Every line with the string "Buscar" in it belongs in your answer, so copy them all from the data.

**Source data**
# # #

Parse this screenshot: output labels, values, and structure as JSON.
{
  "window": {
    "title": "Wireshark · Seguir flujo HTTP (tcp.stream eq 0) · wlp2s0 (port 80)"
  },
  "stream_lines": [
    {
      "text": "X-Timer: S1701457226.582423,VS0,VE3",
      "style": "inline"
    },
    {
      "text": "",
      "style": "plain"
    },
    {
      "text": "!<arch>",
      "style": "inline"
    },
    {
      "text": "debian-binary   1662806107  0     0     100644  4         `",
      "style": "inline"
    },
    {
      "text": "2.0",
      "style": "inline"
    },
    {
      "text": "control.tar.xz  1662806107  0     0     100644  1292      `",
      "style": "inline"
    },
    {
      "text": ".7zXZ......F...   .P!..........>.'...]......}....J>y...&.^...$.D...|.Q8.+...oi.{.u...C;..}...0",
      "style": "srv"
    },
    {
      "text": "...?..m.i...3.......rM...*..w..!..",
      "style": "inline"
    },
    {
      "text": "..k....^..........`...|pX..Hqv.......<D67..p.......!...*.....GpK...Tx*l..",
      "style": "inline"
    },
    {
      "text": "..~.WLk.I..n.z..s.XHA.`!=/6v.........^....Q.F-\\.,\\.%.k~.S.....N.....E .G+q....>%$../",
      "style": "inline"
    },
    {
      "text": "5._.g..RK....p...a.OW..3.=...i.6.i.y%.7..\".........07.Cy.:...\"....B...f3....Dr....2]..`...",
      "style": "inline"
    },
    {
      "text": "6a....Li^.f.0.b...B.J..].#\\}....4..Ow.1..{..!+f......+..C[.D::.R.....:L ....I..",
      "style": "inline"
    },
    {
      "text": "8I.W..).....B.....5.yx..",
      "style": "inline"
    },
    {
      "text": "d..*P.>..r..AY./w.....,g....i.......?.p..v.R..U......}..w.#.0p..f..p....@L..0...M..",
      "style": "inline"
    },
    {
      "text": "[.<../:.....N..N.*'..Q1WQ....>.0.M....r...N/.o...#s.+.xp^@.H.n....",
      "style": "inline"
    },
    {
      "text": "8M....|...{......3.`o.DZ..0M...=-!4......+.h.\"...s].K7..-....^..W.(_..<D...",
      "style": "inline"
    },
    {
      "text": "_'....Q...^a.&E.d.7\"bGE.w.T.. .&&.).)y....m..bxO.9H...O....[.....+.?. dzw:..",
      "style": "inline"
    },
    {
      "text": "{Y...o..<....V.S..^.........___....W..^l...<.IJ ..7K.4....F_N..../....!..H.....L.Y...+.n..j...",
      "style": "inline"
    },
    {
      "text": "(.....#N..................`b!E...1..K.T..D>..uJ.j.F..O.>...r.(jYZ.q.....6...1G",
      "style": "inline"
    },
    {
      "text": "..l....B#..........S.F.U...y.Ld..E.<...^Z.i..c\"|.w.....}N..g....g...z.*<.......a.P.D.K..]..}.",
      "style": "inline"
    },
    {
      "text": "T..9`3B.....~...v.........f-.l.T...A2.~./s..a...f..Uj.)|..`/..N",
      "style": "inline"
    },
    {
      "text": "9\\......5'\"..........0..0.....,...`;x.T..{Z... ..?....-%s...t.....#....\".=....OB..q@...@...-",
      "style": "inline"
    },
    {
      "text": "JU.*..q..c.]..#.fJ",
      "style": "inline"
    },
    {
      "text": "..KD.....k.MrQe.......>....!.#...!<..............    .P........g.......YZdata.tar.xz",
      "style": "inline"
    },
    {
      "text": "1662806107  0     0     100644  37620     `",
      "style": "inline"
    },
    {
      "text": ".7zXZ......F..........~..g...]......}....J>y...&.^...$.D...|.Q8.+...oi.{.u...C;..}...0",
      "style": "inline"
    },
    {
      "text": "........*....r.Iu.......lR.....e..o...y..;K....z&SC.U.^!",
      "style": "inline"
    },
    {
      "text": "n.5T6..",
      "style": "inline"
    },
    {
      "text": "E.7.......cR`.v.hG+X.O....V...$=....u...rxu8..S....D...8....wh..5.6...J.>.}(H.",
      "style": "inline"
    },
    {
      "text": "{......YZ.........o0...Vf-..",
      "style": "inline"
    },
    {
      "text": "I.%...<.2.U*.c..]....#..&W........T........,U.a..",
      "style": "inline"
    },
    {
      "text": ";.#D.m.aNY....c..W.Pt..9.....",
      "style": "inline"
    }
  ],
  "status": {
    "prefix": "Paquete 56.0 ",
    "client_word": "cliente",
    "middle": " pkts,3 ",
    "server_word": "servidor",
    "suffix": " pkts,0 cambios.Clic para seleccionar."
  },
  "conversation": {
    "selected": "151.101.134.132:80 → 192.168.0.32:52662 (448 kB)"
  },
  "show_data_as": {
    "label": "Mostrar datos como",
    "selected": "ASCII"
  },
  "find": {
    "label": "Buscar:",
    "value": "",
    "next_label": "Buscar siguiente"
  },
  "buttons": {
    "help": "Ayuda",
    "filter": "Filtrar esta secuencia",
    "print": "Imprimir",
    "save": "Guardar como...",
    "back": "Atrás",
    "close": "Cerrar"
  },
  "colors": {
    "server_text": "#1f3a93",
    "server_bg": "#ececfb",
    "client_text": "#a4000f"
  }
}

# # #

**Task output**
    "label": "Buscar:",
    "next_label": "Buscar siguiente"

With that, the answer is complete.